--- WHAT YOU HAVE TO DO ---
Set every entry down again exactly, omitting none.

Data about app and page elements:
____

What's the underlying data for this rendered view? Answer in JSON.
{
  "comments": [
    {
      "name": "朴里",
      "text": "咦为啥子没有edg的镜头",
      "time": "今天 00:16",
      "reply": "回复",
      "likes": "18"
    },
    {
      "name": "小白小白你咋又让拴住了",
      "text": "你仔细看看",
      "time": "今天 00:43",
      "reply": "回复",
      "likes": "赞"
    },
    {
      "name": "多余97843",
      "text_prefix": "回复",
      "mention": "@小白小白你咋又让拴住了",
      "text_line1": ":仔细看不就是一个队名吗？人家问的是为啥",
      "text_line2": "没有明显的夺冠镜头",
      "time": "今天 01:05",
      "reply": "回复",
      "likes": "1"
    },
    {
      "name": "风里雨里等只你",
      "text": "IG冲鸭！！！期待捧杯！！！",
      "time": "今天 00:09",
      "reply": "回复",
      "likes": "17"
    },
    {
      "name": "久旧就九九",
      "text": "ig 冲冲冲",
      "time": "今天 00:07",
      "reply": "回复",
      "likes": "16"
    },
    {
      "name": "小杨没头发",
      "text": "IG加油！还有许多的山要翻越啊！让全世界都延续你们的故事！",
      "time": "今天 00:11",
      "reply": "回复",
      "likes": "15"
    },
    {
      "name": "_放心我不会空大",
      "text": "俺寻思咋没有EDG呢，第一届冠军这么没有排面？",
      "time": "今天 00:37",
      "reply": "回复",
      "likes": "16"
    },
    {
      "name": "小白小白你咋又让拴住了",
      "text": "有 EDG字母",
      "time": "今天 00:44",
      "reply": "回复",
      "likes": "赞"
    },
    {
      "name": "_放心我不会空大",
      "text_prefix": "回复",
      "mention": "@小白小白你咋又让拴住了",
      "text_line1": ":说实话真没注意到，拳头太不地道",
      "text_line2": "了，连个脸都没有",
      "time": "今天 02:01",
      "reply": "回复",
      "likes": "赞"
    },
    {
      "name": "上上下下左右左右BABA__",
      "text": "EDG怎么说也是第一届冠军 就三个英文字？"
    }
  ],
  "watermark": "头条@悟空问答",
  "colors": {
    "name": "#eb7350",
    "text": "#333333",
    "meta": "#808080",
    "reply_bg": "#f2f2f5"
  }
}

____

--- EXERCISE RESPONSE ---
What's the underlying data for this rendered view? Answer in JSON.
{
  "comments": [
    {
      "name": "朴里",
      "text": "咦为啥子没有edg的镜头",
      "time": "今天 00:16",
      "reply": "回复",
      "likes": "18"
    },
    {
      "name": "小白小白你咋又让拴住了",
      "text": "你仔细看看",
      "time": "今天 00:43",
      "reply": "回复",
      "likes": "赞"
    },
    {
      "name": "多余97843",
      "text_prefix": "回复",
      "mention": "@小白小白你咋又让拴住了",
      "text_line1": ":仔细看不就是一个队名吗？人家问的是为啥",
      "text_line2": "没有明显的夺冠镜头",
      "time": "今天 01:05",
      "reply": "回复",
      "likes": "1"
    },
    {
      "name": "风里雨里等只你",
      "text": "IG冲鸭！！！期待捧杯！！！",
      "time": "今天 00:09",
      "reply": "回复",
      "likes": "17"
    },
    {
      "name": "久旧就九九",
      "text": "ig 冲冲冲",
      "time": "今天 00:07",
      "reply": "回复",
      "likes": "16"
    },
    {
      "name": "小杨没头发",
      "text": "IG加油！还有许多的山要翻越啊！让全世界都延续你们的故事！",
      "time": "今天 00:11",
      "reply": "回复",
      "likes": "15"
    },
    {
      "name": "_放心我不会空大",
      "text": "俺寻思咋没有EDG呢，第一届冠军这么没有排面？",
      "time": "今天 00:37",
      "reply": "回复",
      "likes": "16"
    },
    {
      "name": "小白小白你咋又让拴住了",
      "text": "有 EDG字母",
      "time": "今天 00:44",
      "reply": "回复",
      "likes": "赞"
    },
    {
      "name": "_放心我不会空大",
      "text_prefix": "回复",
      "mention": "@小白小白你咋又让拴住了",
      "text_line1": ":说实话真没注意到，拳头太不地道",
      "text_line2": "了，连个脸都没有",
      "time": "今天 02:01",
      "reply": "回复",
      "likes": "赞"
    },
    {
      "name": "上上下下左右左右BABA__",
      "text": "EDG怎么说也是第一届冠军 就三个英文字？"
    }
  ],
  "watermark": "头条@悟空问答",
  "colors": {
    "name": "#eb7350",
    "text": "#333333",
    "meta": "#808080",
    "reply_bg": "#f2f2f5"
  }
}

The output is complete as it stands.